When Do College Students Avoid Drinking Alcohol?
College Drinking Practices
Drinking is an extremely common practice on college and university campuses. Most new students have some prior experience with alcohol; however, in the college environment, consumption levels frequently increase substantially. A number of factors help explain this increased participation in drinking, including traditional connections between college and alcohol intake, the lack of behavioral monitoring by parents, relatively easy access to alcohol, lax or spotty enforcement of laws and school policies that prohibit underage drinking and the amount of free time commonly available to college students.
Unfortunately, close to 50 percent of U.S. college students intentionally seek to get drunk by consuming large amounts of alcohol in a short span of time. This practice, known as binge drinking, is linked to serious harms for the individual who drinks excessively, the larger campus environment and society as a whole. Examples of the harms associated with binge drinking in particular and/or excessive drinking in general include injuries and deaths related to car crashes and other accidents, injuries and deaths related to physical assaults, mental and physical trauma related to sexual assaults, increased chances of developing alcohol use disorder (alcohol abuse/alcoholism) and increased chances of attempting or committing suicide.
College Drinking Motivations
Whether they’re aware of them or not, all alcohol consumers have reasons for their involvement in drinking. This fact applies equally to college students. Potential motivations for drinking include the desire to feel pleasure or elevate existing pleasurable feelings, the desire to make relatively easy social connections with others, the desire to conform to the expectations of peers or other social groups and the desire to cope with or avoid unpleasant situations or unpleasant states of mind. Alcohol consumption is also influenced by preexisting expectations regarding the pros and cons of drinking. As a rule, people who enter drinking situations with an expectation of experiencing desirable or positive outcomes typically have a greater incentive to consume alcohol than people who enter such situations with an expectation of experiencing undesirable or negative outcomes.
When Do Students Avoid Drinking?
In the study published in Drug and Alcohol Review, researchers from the University of Connecticut School of Medicine and Fairleigh Dickinson University used information gathered from 1,631 students to explore the reasons college students choose not to participate in alcohol consumption. All of the study participants were asked to keep a journal for one month and record their reasons for not consuming alcohol on any given night. In addition, the participants were asked to report their daily emotional status, their general reasons for consuming alcohol and their general expectations regarding the pros and cons of drinking.
After analyzing each participant’s drinking journal, the researchers concluded that college students avoid consuming alcohol for a number of reasons, including a lack of drinking companions, the need to complete school work, the need to hold down a job, lack of yearning for alcohol consumption on a given night and a habitual tendency to not drink alcohol. When the researchers looked at the connection between emotional status and the stated reasons for not drinking, they found very complex and situational interactions. For example, levels of sadness can rise in college students who don’t drink because they lack drinking companions; however, levels of sadness can fall in students who don’t drink because they need to complete work for their classes. The situation grew even more complex when the researchers considered general drinking motivations and expectations of alcohol effects. For example, they found that several stated reasons not to drink were linked to certain drinking motivations (e.g., the desire to conform or cope with unwanted feelings), but not others.
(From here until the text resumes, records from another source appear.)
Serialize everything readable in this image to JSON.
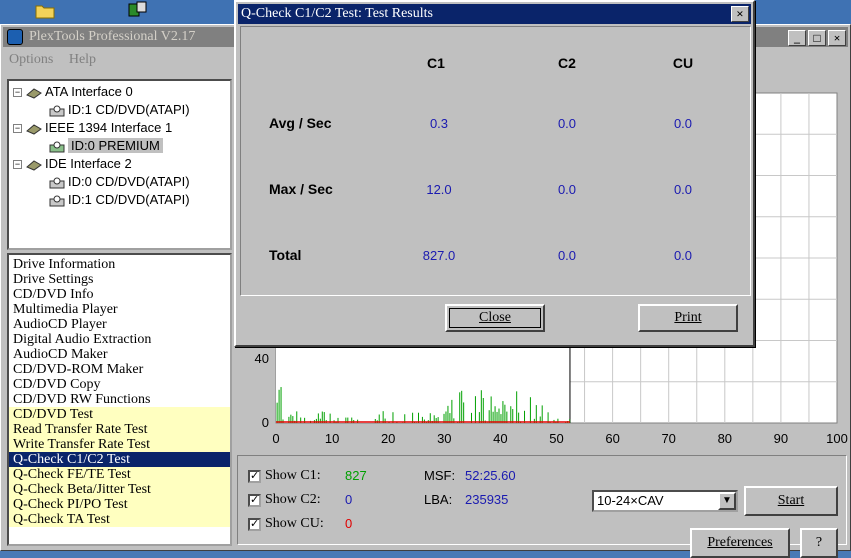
{
  "main_window": {
    "title": "PlexTools Professional V2.17",
    "menu": [
      "Options",
      "Help"
    ]
  },
  "tree": {
    "nodes": [
      {
        "label": "ATA Interface 0"
      },
      {
        "label": "ID:1  CD/DVD(ATAPI)"
      },
      {
        "label": "IEEE 1394 Interface 1"
      },
      {
        "label": "ID:0  PREMIUM"
      },
      {
        "label": "IDE Interface 2"
      },
      {
        "label": "ID:0  CD/DVD(ATAPI)"
      },
      {
        "label": "ID:1  CD/DVD(ATAPI)"
      }
    ]
  },
  "functions": [
    {
      "label": "Drive Information"
    },
    {
      "label": "Drive Settings"
    },
    {
      "label": "CD/DVD Info"
    },
    {
      "label": "Multimedia Player"
    },
    {
      "label": "AudioCD Player"
    },
    {
      "label": "Digital Audio Extraction"
    },
    {
      "label": "AudioCD Maker"
    },
    {
      "label": "CD/DVD-ROM Maker"
    },
    {
      "label": "CD/DVD Copy"
    },
    {
      "label": "CD/DVD RW Functions"
    },
    {
      "label": "CD/DVD Test"
    },
    {
      "label": "Read Transfer Rate Test"
    },
    {
      "label": "Write Transfer Rate Test"
    },
    {
      "label": "Q-Check C1/C2 Test"
    },
    {
      "label": "Q-Check FE/TE Test"
    },
    {
      "label": "Q-Check Beta/Jitter Test"
    },
    {
      "label": "Q-Check PI/PO Test"
    },
    {
      "label": "Q-Check TA Test"
    }
  ],
  "graph": {
    "y_ticks": [
      "40",
      "0"
    ],
    "x_ticks": [
      "0",
      "10",
      "20",
      "30",
      "40",
      "50",
      "60",
      "70",
      "80",
      "90",
      "100"
    ],
    "x_range": [
      0,
      100
    ],
    "y_range": [
      0,
      80
    ],
    "end_marker_x": 52.4,
    "c1_color": "#00a000",
    "c2_color": "#e00000"
  },
  "controls": {
    "show_c1": "Show C1:",
    "show_c2": "Show C2:",
    "show_cu": "Show CU:",
    "c1_value": "827",
    "c2_value": "0",
    "cu_value": "0",
    "msf_label": "MSF:",
    "msf_value": "52:25.60",
    "lba_label": "LBA:",
    "lba_value": "235935",
    "speed_value": "10-24×CAV",
    "start_label": "Start",
    "preferences_label": "Preferences",
    "help_label": "?"
  },
  "dialog": {
    "title": "Q-Check C1/C2 Test: Test Results",
    "columns": [
      "C1",
      "C2",
      "CU"
    ],
    "rows": [
      {
        "label": "Avg / Sec",
        "values": [
          "0.3",
          "0.0",
          "0.0"
        ]
      },
      {
        "label": "Max / Sec",
        "values": [
          "12.0",
          "0.0",
          "0.0"
        ]
      },
      {
        "label": "Total",
        "values": [
          "827.0",
          "0.0",
          "0.0"
        ]
      }
    ],
    "close_label": "Close",
    "print_label": "Print"
  }
}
The study’s authors believe that their complicated findings help explain why researchers commonly have a hard time linking alcohol consumption to specific moods or states of mind. They also believe that information gathered from daily drinking journals and other detailed, long-term approaches can eventually help clarify the reasons why college students or other people do or don’t consume alcohol in specific circumstances.